- Dendairy currently produces Maas (fermented milk), UHT (ultra high temperature) milk, UHT flavoured milk, yoghurts, ice cream, and fruit juices
- Government plans to increase farmers’ business viability through increased own farm feed production and feed formulation and providing support for irrigation, mechanisation and pasture development
Dendairy says it spent US$3,5 million in 2021 towards enhancing stockfeed production and new product development initiatives.
Dendairy currently produces Maas (fermented milk), UHT (ultra high temperature) milk, UHT flavoured milk, yoghurts, ice cream, and fruit juices. The company has been exporting mainly to Mozambique.
Company director, Daryl Archibald, told The Herald Finance and Business that Dendairy had developed over 1 000 hectares of irrigated lands in Kwekwe with each hectare dedicated to lucerne capable of producing 25 tonnes of dry matter per year.
He said this beats all commercial crop yields and has a dissolvable protein comparable to stock feeds allowing for a high degree of substitution.
“Of the 1 000 ha, 650ha is available to grow to supply Dendairy farmers. This lucerne will start being supplied in the first half of 2022 to Dendairy farmers, giving them a very profitable conversion from feed to milk,” he said.
Mr Archibald added that by providing year round affordable feed, small holder farmers can focus on animal health, breeding and feed to milk conversion and become dairy experts rather than a jack of all trades.
Recently, the Government challenged players in the Dairy sector to complement its efforts aimed at reducing feed stock costs, which negatively impact viability as it accounts for over 65 percent of total milk production.
Lands, Agriculture, Fisheries, Water and Rural Resettlement Minister Dr Anxious Masuka, said the Government has robust plans for growing the dairy sector, anchored lower production costs.
He said the Government plans to increase farmers’ business viability through increased own farm feed production and feed formulation and providing support for irrigation, mechanisation and pasture development.
According to players in the sector, uncompetitive stock feed prices on the domestic market, cause Zimbabwe to have the highest cost of raw milk at US$0,66 per litre compared to regional counterparts.
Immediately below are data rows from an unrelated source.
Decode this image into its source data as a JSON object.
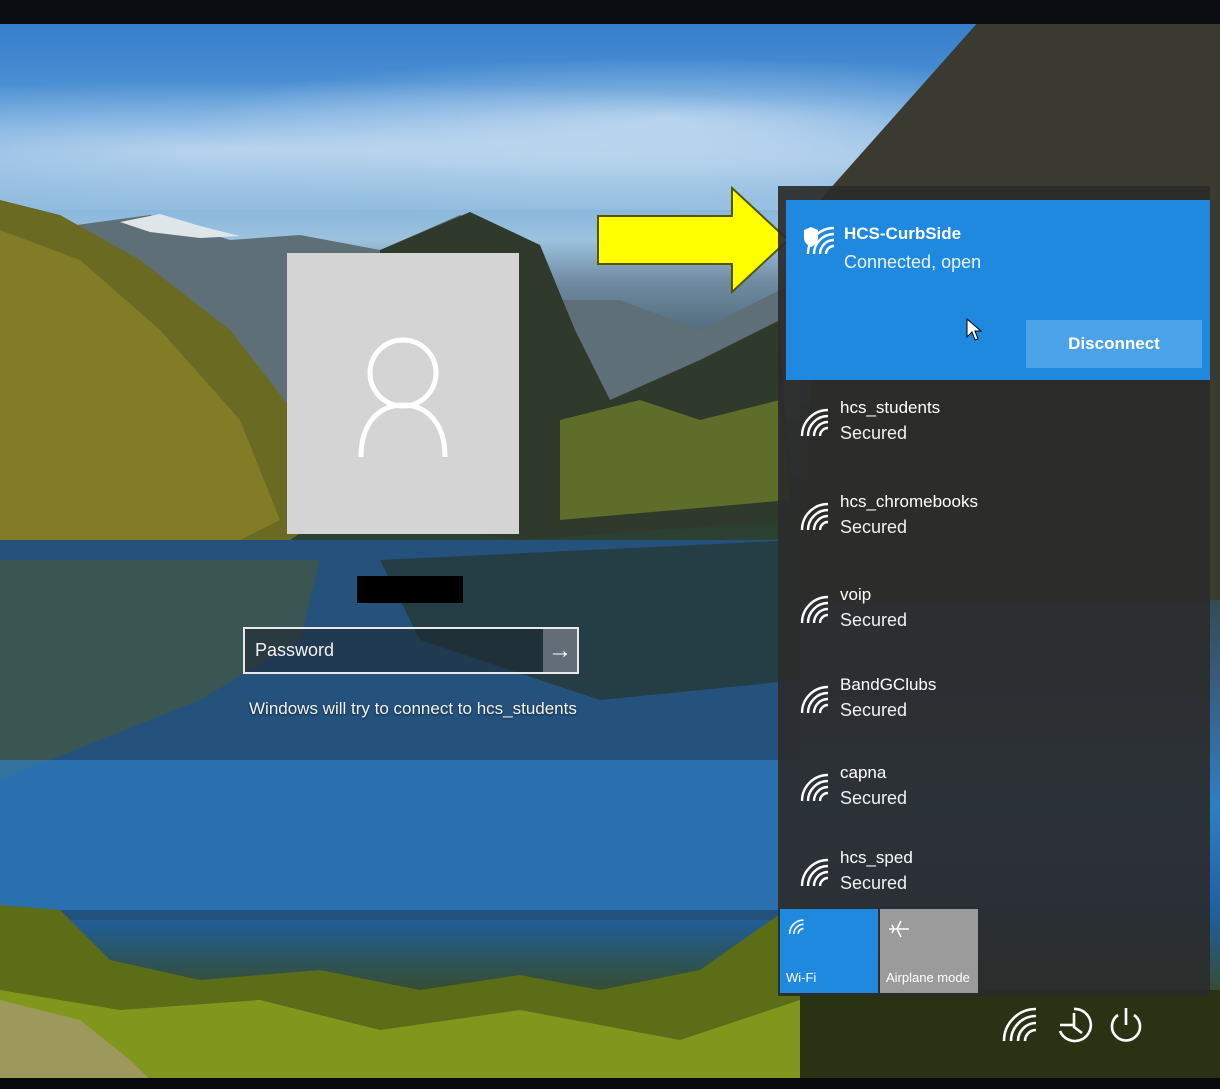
{
  "login": {
    "password_placeholder": "Password",
    "submit_glyph": "→",
    "connect_hint": "Windows will try to connect to hcs_students"
  },
  "network_flyout": {
    "connected": {
      "name": "HCS-CurbSide",
      "status": "Connected, open",
      "disconnect_label": "Disconnect",
      "icon": "wifi-shield-icon"
    },
    "networks": [
      {
        "name": "hcs_students",
        "status": "Secured",
        "icon": "wifi-icon"
      },
      {
        "name": "hcs_chromebooks",
        "status": "Secured",
        "icon": "wifi-icon"
      },
      {
        "name": "voip",
        "status": "Secured",
        "icon": "wifi-icon"
      },
      {
        "name": "BandGClubs",
        "status": "Secured",
        "icon": "wifi-icon"
      },
      {
        "name": "capna",
        "status": "Secured",
        "icon": "wifi-icon"
      },
      {
        "name": "hcs_sped",
        "status": "Secured",
        "icon": "wifi-icon"
      }
    ],
    "quick_actions": [
      {
        "label": "Wi-Fi",
        "icon": "wifi-icon",
        "active": true
      },
      {
        "label": "Airplane mode",
        "icon": "airplane-icon",
        "active": false
      }
    ]
  },
  "tray": {
    "icons": [
      "wifi-icon",
      "ease-of-access-icon",
      "power-icon"
    ]
  },
  "colors": {
    "accent": "#1f89e0",
    "flyout_bg": "#2b2b2b",
    "arrow": "#ffff00"
  }
}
The price of raw milk in South Africa ranges from US$0,35/l to US$0,37/l, while in Zambia milk costs between US$0,33/l and US$0,35/l.
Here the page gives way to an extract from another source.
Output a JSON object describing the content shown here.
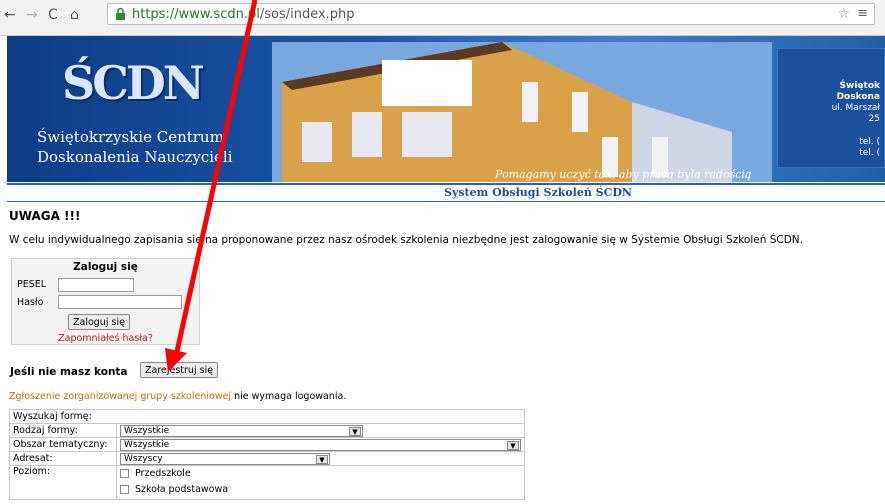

The uncompetitive prices of stock feed have resulted in low milk yields per cow as farmers compromise on feed mixes in an effort to attain viability.
According to Mr Archibald, the biggest challenge for small holder dairy farmers is that Zimbabwe has a dry and wet season and dairy animals require a high consumption of food year round.
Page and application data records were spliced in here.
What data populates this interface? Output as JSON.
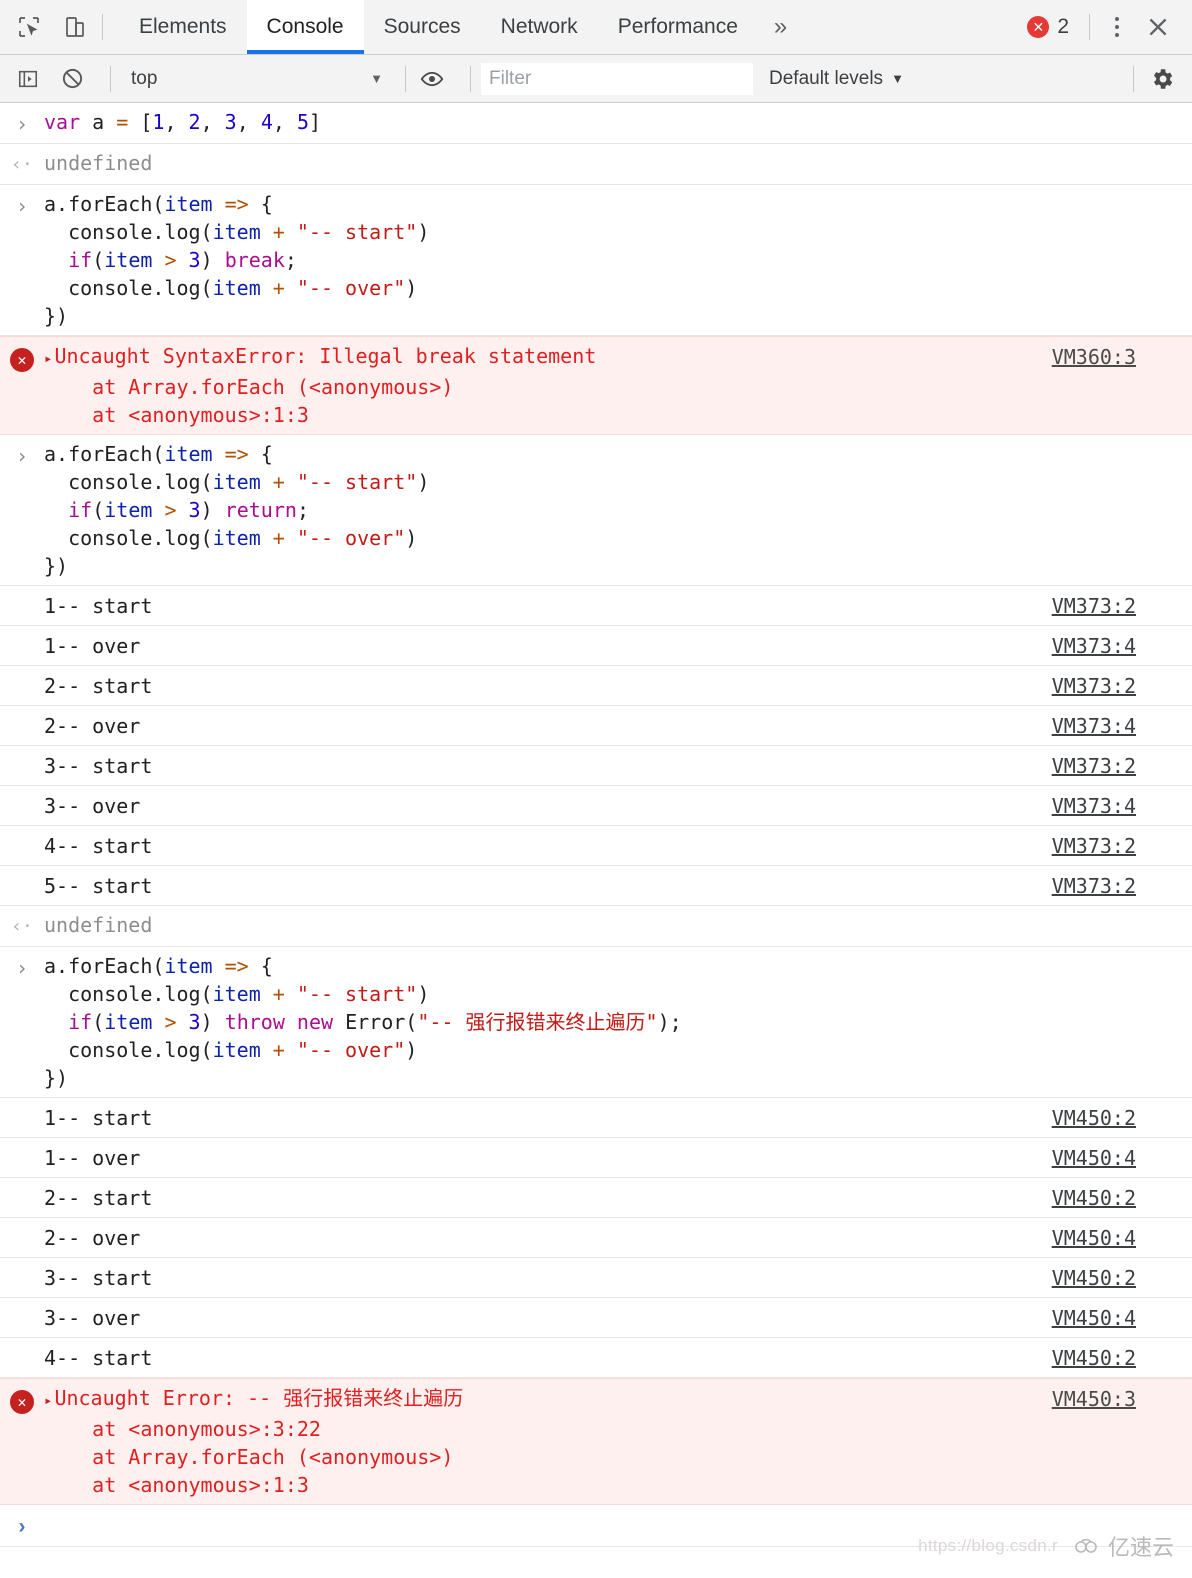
{
  "tabbar": {
    "icons": [
      {
        "name": "inspect-element-icon",
        "title": "Inspect"
      },
      {
        "name": "device-toolbar-icon",
        "title": "Toggle device toolbar"
      }
    ],
    "tabs": [
      {
        "label": "Elements",
        "active": false
      },
      {
        "label": "Console",
        "active": true
      },
      {
        "label": "Sources",
        "active": false
      },
      {
        "label": "Network",
        "active": false
      },
      {
        "label": "Performance",
        "active": false
      }
    ],
    "more_label": "»",
    "error_count": "2",
    "error_glyph": "✕",
    "close_glyph": "✕",
    "accent_color": "#1a73e8",
    "error_color": "#e53935"
  },
  "console_toolbar": {
    "sidebar_toggle": "console-sidebar-icon",
    "clear_console": "clear-console-icon",
    "context": "top",
    "context_caret": "▼",
    "eye_icon": "live-expression-icon",
    "filter_placeholder": "Filter",
    "filter_value": "",
    "levels_label": "Default levels",
    "levels_caret": "▼",
    "settings_icon": "gear-icon"
  },
  "console_entries": [
    {
      "kind": "input",
      "gutter": "›",
      "tokens": [
        {
          "t": "kw",
          "v": "var"
        },
        {
          "t": "plain",
          "v": " a "
        },
        {
          "t": "op",
          "v": "="
        },
        {
          "t": "plain",
          "v": " ["
        },
        {
          "t": "num",
          "v": "1"
        },
        {
          "t": "plain",
          "v": ", "
        },
        {
          "t": "num",
          "v": "2"
        },
        {
          "t": "plain",
          "v": ", "
        },
        {
          "t": "num",
          "v": "3"
        },
        {
          "t": "plain",
          "v": ", "
        },
        {
          "t": "num",
          "v": "4"
        },
        {
          "t": "plain",
          "v": ", "
        },
        {
          "t": "num",
          "v": "5"
        },
        {
          "t": "plain",
          "v": "]"
        }
      ]
    },
    {
      "kind": "result",
      "gutter": "‹·",
      "text": "undefined"
    },
    {
      "kind": "input",
      "gutter": "›",
      "tokens": [
        {
          "t": "plain",
          "v": "a.forEach("
        },
        {
          "t": "ident",
          "v": "item"
        },
        {
          "t": "plain",
          "v": " "
        },
        {
          "t": "op",
          "v": "=>"
        },
        {
          "t": "plain",
          "v": " {\n  console.log("
        },
        {
          "t": "ident",
          "v": "item"
        },
        {
          "t": "plain",
          "v": " "
        },
        {
          "t": "op",
          "v": "+"
        },
        {
          "t": "plain",
          "v": " "
        },
        {
          "t": "str",
          "v": "\"-- start\""
        },
        {
          "t": "plain",
          "v": ")\n  "
        },
        {
          "t": "kw",
          "v": "if"
        },
        {
          "t": "plain",
          "v": "("
        },
        {
          "t": "ident",
          "v": "item"
        },
        {
          "t": "plain",
          "v": " "
        },
        {
          "t": "op",
          "v": ">"
        },
        {
          "t": "plain",
          "v": " "
        },
        {
          "t": "num",
          "v": "3"
        },
        {
          "t": "plain",
          "v": ") "
        },
        {
          "t": "kw",
          "v": "break"
        },
        {
          "t": "plain",
          "v": ";\n  console.log("
        },
        {
          "t": "ident",
          "v": "item"
        },
        {
          "t": "plain",
          "v": " "
        },
        {
          "t": "op",
          "v": "+"
        },
        {
          "t": "plain",
          "v": " "
        },
        {
          "t": "str",
          "v": "\"-- over\""
        },
        {
          "t": "plain",
          "v": ")\n})"
        }
      ]
    },
    {
      "kind": "error",
      "disclosure": "▸",
      "title": "Uncaught SyntaxError: Illegal break statement",
      "stack": [
        "    at Array.forEach (<anonymous>)",
        "    at <anonymous>:1:3"
      ],
      "vm": "VM360:3"
    },
    {
      "kind": "input",
      "gutter": "›",
      "tokens": [
        {
          "t": "plain",
          "v": "a.forEach("
        },
        {
          "t": "ident",
          "v": "item"
        },
        {
          "t": "plain",
          "v": " "
        },
        {
          "t": "op",
          "v": "=>"
        },
        {
          "t": "plain",
          "v": " {\n  console.log("
        },
        {
          "t": "ident",
          "v": "item"
        },
        {
          "t": "plain",
          "v": " "
        },
        {
          "t": "op",
          "v": "+"
        },
        {
          "t": "plain",
          "v": " "
        },
        {
          "t": "str",
          "v": "\"-- start\""
        },
        {
          "t": "plain",
          "v": ")\n  "
        },
        {
          "t": "kw",
          "v": "if"
        },
        {
          "t": "plain",
          "v": "("
        },
        {
          "t": "ident",
          "v": "item"
        },
        {
          "t": "plain",
          "v": " "
        },
        {
          "t": "op",
          "v": ">"
        },
        {
          "t": "plain",
          "v": " "
        },
        {
          "t": "num",
          "v": "3"
        },
        {
          "t": "plain",
          "v": ") "
        },
        {
          "t": "kw",
          "v": "return"
        },
        {
          "t": "plain",
          "v": ";\n  console.log("
        },
        {
          "t": "ident",
          "v": "item"
        },
        {
          "t": "plain",
          "v": " "
        },
        {
          "t": "op",
          "v": "+"
        },
        {
          "t": "plain",
          "v": " "
        },
        {
          "t": "str",
          "v": "\"-- over\""
        },
        {
          "t": "plain",
          "v": ")\n})"
        }
      ]
    },
    {
      "kind": "log",
      "text": "1-- start",
      "vm": "VM373:2"
    },
    {
      "kind": "log",
      "text": "1-- over",
      "vm": "VM373:4"
    },
    {
      "kind": "log",
      "text": "2-- start",
      "vm": "VM373:2"
    },
    {
      "kind": "log",
      "text": "2-- over",
      "vm": "VM373:4"
    },
    {
      "kind": "log",
      "text": "3-- start",
      "vm": "VM373:2"
    },
    {
      "kind": "log",
      "text": "3-- over",
      "vm": "VM373:4"
    },
    {
      "kind": "log",
      "text": "4-- start",
      "vm": "VM373:2"
    },
    {
      "kind": "log",
      "text": "5-- start",
      "vm": "VM373:2"
    },
    {
      "kind": "result",
      "gutter": "‹·",
      "text": "undefined"
    },
    {
      "kind": "input",
      "gutter": "›",
      "tokens": [
        {
          "t": "plain",
          "v": "a.forEach("
        },
        {
          "t": "ident",
          "v": "item"
        },
        {
          "t": "plain",
          "v": " "
        },
        {
          "t": "op",
          "v": "=>"
        },
        {
          "t": "plain",
          "v": " {\n  console.log("
        },
        {
          "t": "ident",
          "v": "item"
        },
        {
          "t": "plain",
          "v": " "
        },
        {
          "t": "op",
          "v": "+"
        },
        {
          "t": "plain",
          "v": " "
        },
        {
          "t": "str",
          "v": "\"-- start\""
        },
        {
          "t": "plain",
          "v": ")\n  "
        },
        {
          "t": "kw",
          "v": "if"
        },
        {
          "t": "plain",
          "v": "("
        },
        {
          "t": "ident",
          "v": "item"
        },
        {
          "t": "plain",
          "v": " "
        },
        {
          "t": "op",
          "v": ">"
        },
        {
          "t": "plain",
          "v": " "
        },
        {
          "t": "num",
          "v": "3"
        },
        {
          "t": "plain",
          "v": ") "
        },
        {
          "t": "kw",
          "v": "throw new"
        },
        {
          "t": "plain",
          "v": " Error("
        },
        {
          "t": "str",
          "v": "\"-- 强行报错来终止遍历\""
        },
        {
          "t": "plain",
          "v": ");\n  console.log("
        },
        {
          "t": "ident",
          "v": "item"
        },
        {
          "t": "plain",
          "v": " "
        },
        {
          "t": "op",
          "v": "+"
        },
        {
          "t": "plain",
          "v": " "
        },
        {
          "t": "str",
          "v": "\"-- over\""
        },
        {
          "t": "plain",
          "v": ")\n})"
        }
      ]
    },
    {
      "kind": "log",
      "text": "1-- start",
      "vm": "VM450:2"
    },
    {
      "kind": "log",
      "text": "1-- over",
      "vm": "VM450:4"
    },
    {
      "kind": "log",
      "text": "2-- start",
      "vm": "VM450:2"
    },
    {
      "kind": "log",
      "text": "2-- over",
      "vm": "VM450:4"
    },
    {
      "kind": "log",
      "text": "3-- start",
      "vm": "VM450:2"
    },
    {
      "kind": "log",
      "text": "3-- over",
      "vm": "VM450:4"
    },
    {
      "kind": "log",
      "text": "4-- start",
      "vm": "VM450:2"
    },
    {
      "kind": "error",
      "disclosure": "▸",
      "title": "Uncaught Error: -- 强行报错来终止遍历",
      "stack": [
        "    at <anonymous>:3:22",
        "    at Array.forEach (<anonymous>)",
        "    at <anonymous>:1:3"
      ],
      "vm": "VM450:3"
    }
  ],
  "prompt": {
    "glyph": "›"
  },
  "watermark": {
    "url": "https://blog.csdn.r",
    "brand": "亿速云"
  }
}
“That is even as a smallholder farmer, you need to grow maize and put it into silage pits for the winter. This is onerous and requires a small holder farmer to be an expert in both dairy and cropping,” he said.
In 2017, a Scandinavian backed sub-Saharan Africa focused private equity investment company SPEAR Capital acquired a 27 percent stake in Dendairy under a debt and equity transaction.
The transaction was valued at US$6 million and has seen Dendairy investing heavily in its factory and growing its raw milk supply since its establishment in 2004.
The company has continued to experience market penetration and growth within the Zimbabwean market and expanded its footprint into the region.